There is a lot of confusion about the term ketosis among medical professionals as well as laypeople. It is important to understand when and why nutritional ketosis occurs, and why it should not be confused with the metabolic disorder we call ketoacidosis. Ketosis is a metabolic state where the liver produces small organic molecules called ketone bodies. Most cells in the body can use ketone bodies as a source of energy. When there is a limited supply of external energy sources, such as during prolonged fasting or carbohydrate restriction, ketone bodies can provide energy for most organs. In this situation, ketosis can be regarded as a reasonable, adaptive physiologic response that is essential for life, enabling us to survive periods of famine. Nutritional ketosis should not be confused with ketoacidosis, a metabolic condition where the blood becomes acidic as a result of the accumulation of ketone bodies.

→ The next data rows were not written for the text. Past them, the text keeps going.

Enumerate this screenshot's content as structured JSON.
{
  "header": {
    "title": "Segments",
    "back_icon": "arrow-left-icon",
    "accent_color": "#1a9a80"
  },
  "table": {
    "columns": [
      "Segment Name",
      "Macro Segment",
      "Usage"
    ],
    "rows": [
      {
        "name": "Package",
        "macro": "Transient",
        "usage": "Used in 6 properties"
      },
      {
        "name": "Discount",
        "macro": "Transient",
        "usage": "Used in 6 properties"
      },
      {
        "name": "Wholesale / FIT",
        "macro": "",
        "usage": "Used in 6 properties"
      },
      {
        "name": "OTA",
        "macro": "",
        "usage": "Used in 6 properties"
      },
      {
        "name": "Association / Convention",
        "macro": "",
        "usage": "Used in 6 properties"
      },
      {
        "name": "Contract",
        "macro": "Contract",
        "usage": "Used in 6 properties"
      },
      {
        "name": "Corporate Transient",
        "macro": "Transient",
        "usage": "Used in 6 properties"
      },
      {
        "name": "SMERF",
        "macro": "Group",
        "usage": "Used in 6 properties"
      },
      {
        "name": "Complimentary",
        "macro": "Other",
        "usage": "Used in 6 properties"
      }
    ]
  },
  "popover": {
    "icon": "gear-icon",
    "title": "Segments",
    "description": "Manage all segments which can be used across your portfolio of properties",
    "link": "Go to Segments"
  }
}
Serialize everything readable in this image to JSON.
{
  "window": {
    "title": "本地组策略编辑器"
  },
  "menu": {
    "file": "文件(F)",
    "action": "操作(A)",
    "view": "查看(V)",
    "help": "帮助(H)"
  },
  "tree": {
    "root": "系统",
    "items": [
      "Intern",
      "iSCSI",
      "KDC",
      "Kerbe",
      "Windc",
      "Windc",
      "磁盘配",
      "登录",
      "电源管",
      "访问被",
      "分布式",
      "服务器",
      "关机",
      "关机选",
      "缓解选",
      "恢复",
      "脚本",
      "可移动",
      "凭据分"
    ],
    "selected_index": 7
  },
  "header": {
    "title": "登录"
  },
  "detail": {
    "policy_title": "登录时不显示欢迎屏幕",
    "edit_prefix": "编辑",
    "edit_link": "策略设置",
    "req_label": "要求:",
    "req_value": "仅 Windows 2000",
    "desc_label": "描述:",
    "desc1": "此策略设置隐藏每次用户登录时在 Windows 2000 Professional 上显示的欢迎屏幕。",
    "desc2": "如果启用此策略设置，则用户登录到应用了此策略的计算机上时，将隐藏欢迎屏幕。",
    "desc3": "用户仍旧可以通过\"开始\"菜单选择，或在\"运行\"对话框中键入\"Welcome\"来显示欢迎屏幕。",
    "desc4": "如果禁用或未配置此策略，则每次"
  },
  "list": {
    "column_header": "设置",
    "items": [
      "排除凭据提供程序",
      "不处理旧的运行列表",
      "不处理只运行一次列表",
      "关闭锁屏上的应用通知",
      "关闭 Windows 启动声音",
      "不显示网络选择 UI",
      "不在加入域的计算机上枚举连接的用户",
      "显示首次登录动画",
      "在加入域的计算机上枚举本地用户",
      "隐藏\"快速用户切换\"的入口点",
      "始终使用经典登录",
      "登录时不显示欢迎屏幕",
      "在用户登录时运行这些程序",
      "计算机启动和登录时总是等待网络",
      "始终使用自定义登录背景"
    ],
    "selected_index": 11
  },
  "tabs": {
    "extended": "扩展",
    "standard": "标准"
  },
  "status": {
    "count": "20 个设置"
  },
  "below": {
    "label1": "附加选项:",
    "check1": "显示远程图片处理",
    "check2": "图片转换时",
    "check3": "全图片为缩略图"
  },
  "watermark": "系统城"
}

Ketoacidosis can have serious consequences and may need urgent medical treatment. The most common forms are diabetic ketoacidosis and alcoholic ketoacidosis. What Is Ketosis? The human body can be regarded as a biologic machine. Machines need energy to operate. Some use gasoline, others use electricity, and some use other power resources. Glucose is the primary fuel for most cells and organs in the body. To obtain energy, cells must take up glucose from the blood. Once glucose enters the cells, a series of metabolic reactions break it down into carbon dioxide and water, releasing energy in the process. The body has an ability to store excess glucose in the form of glycogen. In this way, energy can be stored for later use. Glycogen consists of long chains of glucose molecules and is primarily found in the liver and skeletal muscle. Liver glycogen stores are used to mai Continue reading >>